The route originally ran through Donegal Town until July 1999 and Mountcharles until 2001 when bypasses opened here.
The "N56 Mountaintop to Illistrin" scheme realigned approx 4km of road to the North of Letterkenny, opening in 2009.
Current & Future Upgrades
Significant upgrades to the 26km section from South of Glenties to South of Dungloe have been delivered gradually since 2012, with approximately 11km completed and open and 15km awaiting tender award as of January 2019. Much of the road is now on an entirely new alignment with the old road preserved as cycle tracks, where no new alignment was required, a cycle track has been built beside the widened road. Glenties itself will not be bypassed at this time and there are no plans to do so.
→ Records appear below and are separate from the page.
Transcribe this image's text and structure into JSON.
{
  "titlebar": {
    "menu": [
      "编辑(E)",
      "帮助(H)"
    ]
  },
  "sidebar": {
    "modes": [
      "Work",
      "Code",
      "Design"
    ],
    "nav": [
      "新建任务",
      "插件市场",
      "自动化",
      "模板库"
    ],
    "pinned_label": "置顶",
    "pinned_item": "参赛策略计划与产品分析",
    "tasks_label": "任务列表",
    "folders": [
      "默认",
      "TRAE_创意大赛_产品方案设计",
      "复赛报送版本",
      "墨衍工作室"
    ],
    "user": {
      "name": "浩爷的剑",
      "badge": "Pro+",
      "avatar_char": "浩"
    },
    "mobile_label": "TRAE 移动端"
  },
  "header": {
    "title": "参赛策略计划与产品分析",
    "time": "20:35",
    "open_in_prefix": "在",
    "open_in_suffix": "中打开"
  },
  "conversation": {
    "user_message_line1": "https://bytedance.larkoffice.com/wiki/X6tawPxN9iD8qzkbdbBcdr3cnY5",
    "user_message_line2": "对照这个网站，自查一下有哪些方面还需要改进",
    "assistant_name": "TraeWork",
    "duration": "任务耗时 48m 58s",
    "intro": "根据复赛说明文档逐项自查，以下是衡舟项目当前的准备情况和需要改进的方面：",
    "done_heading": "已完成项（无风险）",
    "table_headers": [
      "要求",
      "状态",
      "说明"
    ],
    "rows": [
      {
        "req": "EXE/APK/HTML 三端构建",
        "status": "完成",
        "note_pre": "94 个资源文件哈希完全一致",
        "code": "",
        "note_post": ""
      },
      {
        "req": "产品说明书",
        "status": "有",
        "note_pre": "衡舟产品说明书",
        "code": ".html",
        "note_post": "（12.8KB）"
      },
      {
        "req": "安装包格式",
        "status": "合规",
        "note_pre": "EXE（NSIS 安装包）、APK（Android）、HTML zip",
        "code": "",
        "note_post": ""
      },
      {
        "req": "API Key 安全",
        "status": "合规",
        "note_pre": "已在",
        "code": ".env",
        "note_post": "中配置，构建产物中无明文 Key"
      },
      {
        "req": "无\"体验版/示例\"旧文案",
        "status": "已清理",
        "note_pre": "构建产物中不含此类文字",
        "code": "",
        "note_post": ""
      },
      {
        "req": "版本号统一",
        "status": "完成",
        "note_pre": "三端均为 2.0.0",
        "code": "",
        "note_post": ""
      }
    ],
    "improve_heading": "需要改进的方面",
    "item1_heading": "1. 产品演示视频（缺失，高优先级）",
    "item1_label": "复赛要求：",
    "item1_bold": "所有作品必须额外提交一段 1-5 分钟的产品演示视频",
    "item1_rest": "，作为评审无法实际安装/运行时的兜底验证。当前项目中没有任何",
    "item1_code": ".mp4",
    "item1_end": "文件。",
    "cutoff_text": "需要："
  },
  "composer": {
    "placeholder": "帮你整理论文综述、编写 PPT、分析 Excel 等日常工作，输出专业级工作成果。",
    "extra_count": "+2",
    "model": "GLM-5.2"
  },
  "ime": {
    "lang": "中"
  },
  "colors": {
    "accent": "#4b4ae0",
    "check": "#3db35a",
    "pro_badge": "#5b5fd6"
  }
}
Approximately 4km of road from the end of the existing Mountcharles Bypass to Drumbeigh/Drumbeagh, the location of the junction with the R262, is currently undergoing realignment with an expected 2019 end date. The next approximately 4km from here to Inver is awaiting tendering.
The 3km of road from the end of the 2009 Mountaintop to Illistrin scheme to the village of Kilmacrennan is currently undergoing realignment.
A relief road from the Dry Arch Roundabout (junction of the N13 and N14) to the N56, avoiding the Port Road in Letterkenny and providing a second bridge over the River Swilly has been proposed but the scheme is currently suspended.